▶ _THE DATA_
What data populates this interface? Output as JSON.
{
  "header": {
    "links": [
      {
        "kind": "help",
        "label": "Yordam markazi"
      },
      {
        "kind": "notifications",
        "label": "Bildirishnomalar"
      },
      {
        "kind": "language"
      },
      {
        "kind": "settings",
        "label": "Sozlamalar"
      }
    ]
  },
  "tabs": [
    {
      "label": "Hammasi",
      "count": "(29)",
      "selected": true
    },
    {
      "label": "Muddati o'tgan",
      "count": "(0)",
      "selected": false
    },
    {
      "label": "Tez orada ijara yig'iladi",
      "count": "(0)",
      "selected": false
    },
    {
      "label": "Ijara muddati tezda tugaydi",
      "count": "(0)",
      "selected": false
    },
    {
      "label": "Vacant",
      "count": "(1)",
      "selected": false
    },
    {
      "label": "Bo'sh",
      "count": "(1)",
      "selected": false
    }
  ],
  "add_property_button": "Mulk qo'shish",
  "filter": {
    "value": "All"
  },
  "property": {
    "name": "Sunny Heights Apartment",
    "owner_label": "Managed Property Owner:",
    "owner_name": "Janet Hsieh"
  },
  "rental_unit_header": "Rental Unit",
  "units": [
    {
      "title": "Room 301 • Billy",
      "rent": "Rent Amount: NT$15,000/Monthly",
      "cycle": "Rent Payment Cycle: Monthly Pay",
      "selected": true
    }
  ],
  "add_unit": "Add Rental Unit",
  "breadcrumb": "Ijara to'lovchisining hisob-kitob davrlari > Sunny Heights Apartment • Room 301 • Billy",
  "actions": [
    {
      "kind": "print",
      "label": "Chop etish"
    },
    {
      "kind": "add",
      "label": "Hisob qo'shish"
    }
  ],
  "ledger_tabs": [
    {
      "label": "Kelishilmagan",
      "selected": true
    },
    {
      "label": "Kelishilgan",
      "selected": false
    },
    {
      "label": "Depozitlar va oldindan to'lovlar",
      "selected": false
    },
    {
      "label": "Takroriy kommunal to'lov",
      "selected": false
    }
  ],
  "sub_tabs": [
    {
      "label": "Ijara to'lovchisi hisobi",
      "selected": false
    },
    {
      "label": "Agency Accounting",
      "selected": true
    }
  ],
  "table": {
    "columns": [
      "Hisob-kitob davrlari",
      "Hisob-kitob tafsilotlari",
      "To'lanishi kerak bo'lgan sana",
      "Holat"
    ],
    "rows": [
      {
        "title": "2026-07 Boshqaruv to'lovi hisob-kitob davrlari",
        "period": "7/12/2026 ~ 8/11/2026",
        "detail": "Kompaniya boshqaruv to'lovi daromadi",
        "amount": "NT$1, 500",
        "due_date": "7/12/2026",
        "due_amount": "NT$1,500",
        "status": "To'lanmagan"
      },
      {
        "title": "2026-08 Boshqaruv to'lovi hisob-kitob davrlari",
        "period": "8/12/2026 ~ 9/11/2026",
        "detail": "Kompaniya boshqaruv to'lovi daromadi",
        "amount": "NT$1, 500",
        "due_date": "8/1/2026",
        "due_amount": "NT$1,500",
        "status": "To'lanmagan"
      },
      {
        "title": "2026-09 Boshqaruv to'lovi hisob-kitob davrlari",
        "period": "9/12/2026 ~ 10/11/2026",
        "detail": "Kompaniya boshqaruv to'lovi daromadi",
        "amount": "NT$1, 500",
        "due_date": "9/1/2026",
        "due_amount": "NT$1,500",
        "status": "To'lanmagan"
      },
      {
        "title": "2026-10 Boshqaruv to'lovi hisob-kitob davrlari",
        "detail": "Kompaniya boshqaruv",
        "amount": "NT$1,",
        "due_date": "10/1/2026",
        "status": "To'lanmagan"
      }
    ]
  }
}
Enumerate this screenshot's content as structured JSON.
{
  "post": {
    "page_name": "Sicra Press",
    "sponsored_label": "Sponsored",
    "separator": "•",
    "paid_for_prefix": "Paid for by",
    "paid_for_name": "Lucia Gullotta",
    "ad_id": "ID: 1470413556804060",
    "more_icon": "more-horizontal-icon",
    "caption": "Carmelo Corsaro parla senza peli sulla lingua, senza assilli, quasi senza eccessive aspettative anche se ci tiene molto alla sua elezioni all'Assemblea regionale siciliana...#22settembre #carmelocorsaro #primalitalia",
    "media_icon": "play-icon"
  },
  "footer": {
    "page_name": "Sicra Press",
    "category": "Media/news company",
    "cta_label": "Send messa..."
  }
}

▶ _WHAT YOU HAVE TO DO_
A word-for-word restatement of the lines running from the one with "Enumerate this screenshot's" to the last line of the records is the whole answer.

▶ _WRITTEN RESPONSE_
Enumerate this screenshot's content as structured JSON.
{
  "post": {
    "page_name": "Sicra Press",
    "sponsored_label": "Sponsored",
    "separator": "•",
    "paid_for_prefix": "Paid for by",
    "paid_for_name": "Lucia Gullotta",
    "ad_id": "ID: 1470413556804060",
    "more_icon": "more-horizontal-icon",
    "caption": "Carmelo Corsaro parla senza peli sulla lingua, senza assilli, quasi senza eccessive aspettative anche se ci tiene molto alla sua elezioni all'Assemblea regionale siciliana...#22settembre #carmelocorsaro #primalitalia",
    "media_icon": "play-icon"
  },
  "footer": {
    "page_name": "Sicra Press",
    "category": "Media/news company",
    "cta_label": "Send messa..."
  }
}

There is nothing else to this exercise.